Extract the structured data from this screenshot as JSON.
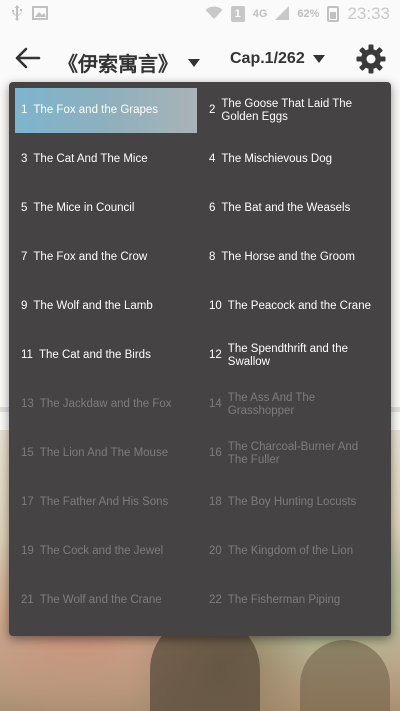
{
  "status_bar": {
    "network_type": "4G",
    "sim_label": "1",
    "battery_percent": "62%",
    "time": "23:33",
    "icons": [
      "usb-icon",
      "image-icon",
      "wifi-icon",
      "signal-icon",
      "battery-charging-icon"
    ]
  },
  "toolbar": {
    "book_title": "《伊索寓言》",
    "chapter_label": "Cap.1/262"
  },
  "chapters": [
    {
      "num": "1",
      "title": "The Fox and the Grapes",
      "selected": true,
      "enabled": true
    },
    {
      "num": "2",
      "title": "The Goose That Laid The Golden Eggs",
      "selected": false,
      "enabled": true
    },
    {
      "num": "3",
      "title": "The Cat And The Mice",
      "selected": false,
      "enabled": true
    },
    {
      "num": "4",
      "title": "The Mischievous Dog",
      "selected": false,
      "enabled": true
    },
    {
      "num": "5",
      "title": "The Mice in Council",
      "selected": false,
      "enabled": true
    },
    {
      "num": "6",
      "title": "The Bat and the Weasels",
      "selected": false,
      "enabled": true
    },
    {
      "num": "7",
      "title": "The Fox and the Crow",
      "selected": false,
      "enabled": true
    },
    {
      "num": "8",
      "title": "The Horse and the Groom",
      "selected": false,
      "enabled": true
    },
    {
      "num": "9",
      "title": "The Wolf and the Lamb",
      "selected": false,
      "enabled": true
    },
    {
      "num": "10",
      "title": "The Peacock and the Crane",
      "selected": false,
      "enabled": true
    },
    {
      "num": "11",
      "title": "The Cat and the Birds",
      "selected": false,
      "enabled": true
    },
    {
      "num": "12",
      "title": "The Spendthrift and the Swallow",
      "selected": false,
      "enabled": true
    },
    {
      "num": "13",
      "title": "The Jackdaw and the Fox",
      "selected": false,
      "enabled": false
    },
    {
      "num": "14",
      "title": "The Ass And The Grasshopper",
      "selected": false,
      "enabled": false
    },
    {
      "num": "15",
      "title": "The Lion And The Mouse",
      "selected": false,
      "enabled": false
    },
    {
      "num": "16",
      "title": "The Charcoal-Burner And The Fuller",
      "selected": false,
      "enabled": false
    },
    {
      "num": "17",
      "title": "The Father And His Sons",
      "selected": false,
      "enabled": false
    },
    {
      "num": "18",
      "title": "The Boy Hunting Locusts",
      "selected": false,
      "enabled": false
    },
    {
      "num": "19",
      "title": "The Cock and the Jewel",
      "selected": false,
      "enabled": false
    },
    {
      "num": "20",
      "title": "The Kingdom of the Lion",
      "selected": false,
      "enabled": false
    },
    {
      "num": "21",
      "title": "The Wolf and the Crane",
      "selected": false,
      "enabled": false
    },
    {
      "num": "22",
      "title": "The Fisherman Piping",
      "selected": false,
      "enabled": false
    }
  ],
  "colors": {
    "menu_background": "#454344",
    "selected_highlight": "#7db4ce",
    "disabled_text": "#7e7c7d",
    "enabled_text": "#ffffff"
  }
}
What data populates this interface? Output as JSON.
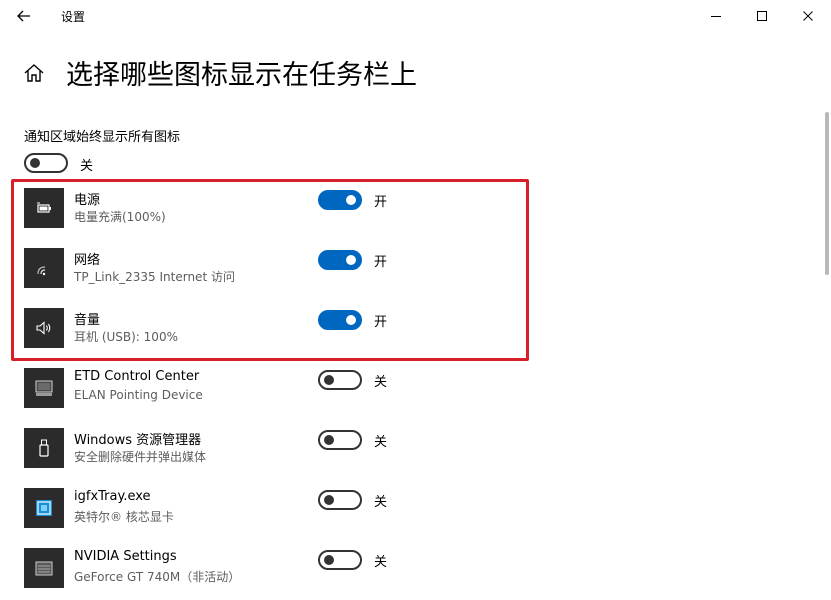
{
  "window": {
    "title": "设置"
  },
  "page": {
    "title": "选择哪些图标显示在任务栏上"
  },
  "always_show": {
    "label": "通知区域始终显示所有图标",
    "state_label": "关",
    "on": false
  },
  "items": [
    {
      "name": "电源",
      "desc": "电量充满(100%)",
      "state_label": "开",
      "on": true,
      "icon": "battery-icon"
    },
    {
      "name": "网络",
      "desc": "TP_Link_2335 Internet 访问",
      "state_label": "开",
      "on": true,
      "icon": "wifi-icon"
    },
    {
      "name": "音量",
      "desc": "耳机 (USB): 100%",
      "state_label": "开",
      "on": true,
      "icon": "speaker-icon"
    },
    {
      "name": "ETD Control Center",
      "desc": "ELAN Pointing Device",
      "state_label": "关",
      "on": false,
      "icon": "touchpad-icon"
    },
    {
      "name": "Windows 资源管理器",
      "desc": "安全删除硬件并弹出媒体",
      "state_label": "关",
      "on": false,
      "icon": "usb-drive-icon"
    },
    {
      "name": "igfxTray.exe",
      "desc": "英特尔® 核芯显卡",
      "state_label": "关",
      "on": false,
      "icon": "intel-graphics-icon"
    },
    {
      "name": "NVIDIA Settings",
      "desc": "GeForce GT 740M（非活动）",
      "state_label": "关",
      "on": false,
      "icon": "nvidia-icon"
    }
  ]
}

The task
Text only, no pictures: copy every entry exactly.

Exercise response
Extract the structured data from this screenshot as JSON.
{
  "status_bar": {
    "network_type": "4G",
    "sim_label": "1",
    "battery_percent": "62%",
    "time": "23:33",
    "icons": [
      "usb-icon",
      "image-icon",
      "wifi-icon",
      "signal-icon",
      "battery-charging-icon"
    ]
  },
  "toolbar": {
    "book_title": "《伊索寓言》",
    "chapter_label": "Cap.1/262"
  },
  "chapters": [
    {
      "num": "1",
      "title": "The Fox and the Grapes",
      "selected": true,
      "enabled": true
    },
    {
      "num": "2",
      "title": "The Goose That Laid The Golden Eggs",
      "selected": false,
      "enabled": true
    },
    {
      "num": "3",
      "title": "The Cat And The Mice",
      "selected": false,
      "enabled": true
    },
    {
      "num": "4",
      "title": "The Mischievous Dog",
      "selected": false,
      "enabled": true
    },
    {
      "num": "5",
      "title": "The Mice in Council",
      "selected": false,
      "enabled": true
    },
    {
      "num": "6",
      "title": "The Bat and the Weasels",
      "selected": false,
      "enabled": true
    },
    {
      "num": "7",
      "title": "The Fox and the Crow",
      "selected": false,
      "enabled": true
    },
    {
      "num": "8",
      "title": "The Horse and the Groom",
      "selected": false,
      "enabled": true
    },
    {
      "num": "9",
      "title": "The Wolf and the Lamb",
      "selected": false,
      "enabled": true
    },
    {
      "num": "10",
      "title": "The Peacock and the Crane",
      "selected": false,
      "enabled": true
    },
    {
      "num": "11",
      "title": "The Cat and the Birds",
      "selected": false,
      "enabled": true
    },
    {
      "num": "12",
      "title": "The Spendthrift and the Swallow",
      "selected": false,
      "enabled": true
    },
    {
      "num": "13",
      "title": "The Jackdaw and the Fox",
      "selected": false,
      "enabled": false
    },
    {
      "num": "14",
      "title": "The Ass And The Grasshopper",
      "selected": false,
      "enabled": false
    },
    {
      "num": "15",
      "title": "The Lion And The Mouse",
      "selected": false,
      "enabled": false
    },
    {
      "num": "16",
      "title": "The Charcoal-Burner And The Fuller",
      "selected": false,
      "enabled": false
    },
    {
      "num": "17",
      "title": "The Father And His Sons",
      "selected": false,
      "enabled": false
    },
    {
      "num": "18",
      "title": "The Boy Hunting Locusts",
      "selected": false,
      "enabled": false
    },
    {
      "num": "19",
      "title": "The Cock and the Jewel",
      "selected": false,
      "enabled": false
    },
    {
      "num": "20",
      "title": "The Kingdom of the Lion",
      "selected": false,
      "enabled": false
    },
    {
      "num": "21",
      "title": "The Wolf and the Crane",
      "selected": false,
      "enabled": false
    },
    {
      "num": "22",
      "title": "The Fisherman Piping",
      "selected": false,
      "enabled": false
    }
  ],
  "colors": {
    "menu_background": "#454344",
    "selected_highlight": "#7db4ce",
    "disabled_text": "#7e7c7d",
    "enabled_text": "#ffffff"
  }
}
What data populates this interface? Output as JSON.
{
  "window": {
    "title": "设置"
  },
  "page": {
    "title": "选择哪些图标显示在任务栏上"
  },
  "always_show": {
    "label": "通知区域始终显示所有图标",
    "state_label": "关",
    "on": false
  },
  "items": [
    {
      "name": "电源",
      "desc": "电量充满(100%)",
      "state_label": "开",
      "on": true,
      "icon": "battery-icon"
    },
    {
      "name": "网络",
      "desc": "TP_Link_2335 Internet 访问",
      "state_label": "开",
      "on": true,
      "icon": "wifi-icon"
    },
    {
      "name": "音量",
      "desc": "耳机 (USB): 100%",
      "state_label": "开",
      "on": true,
      "icon": "speaker-icon"
    },
    {
      "name": "ETD Control Center",
      "desc": "ELAN Pointing Device",
      "state_label": "关",
      "on": false,
      "icon": "touchpad-icon"
    },
    {
      "name": "Windows 资源管理器",
      "desc": "安全删除硬件并弹出媒体",
      "state_label": "关",
      "on": false,
      "icon": "usb-drive-icon"
    },
    {
      "name": "igfxTray.exe",
      "desc": "英特尔® 核芯显卡",
      "state_label": "关",
      "on": false,
      "icon": "intel-graphics-icon"
    },
    {
      "name": "NVIDIA Settings",
      "desc": "GeForce GT 740M（非活动）",
      "state_label": "关",
      "on": false,
      "icon": "nvidia-icon"
    }
  ]
}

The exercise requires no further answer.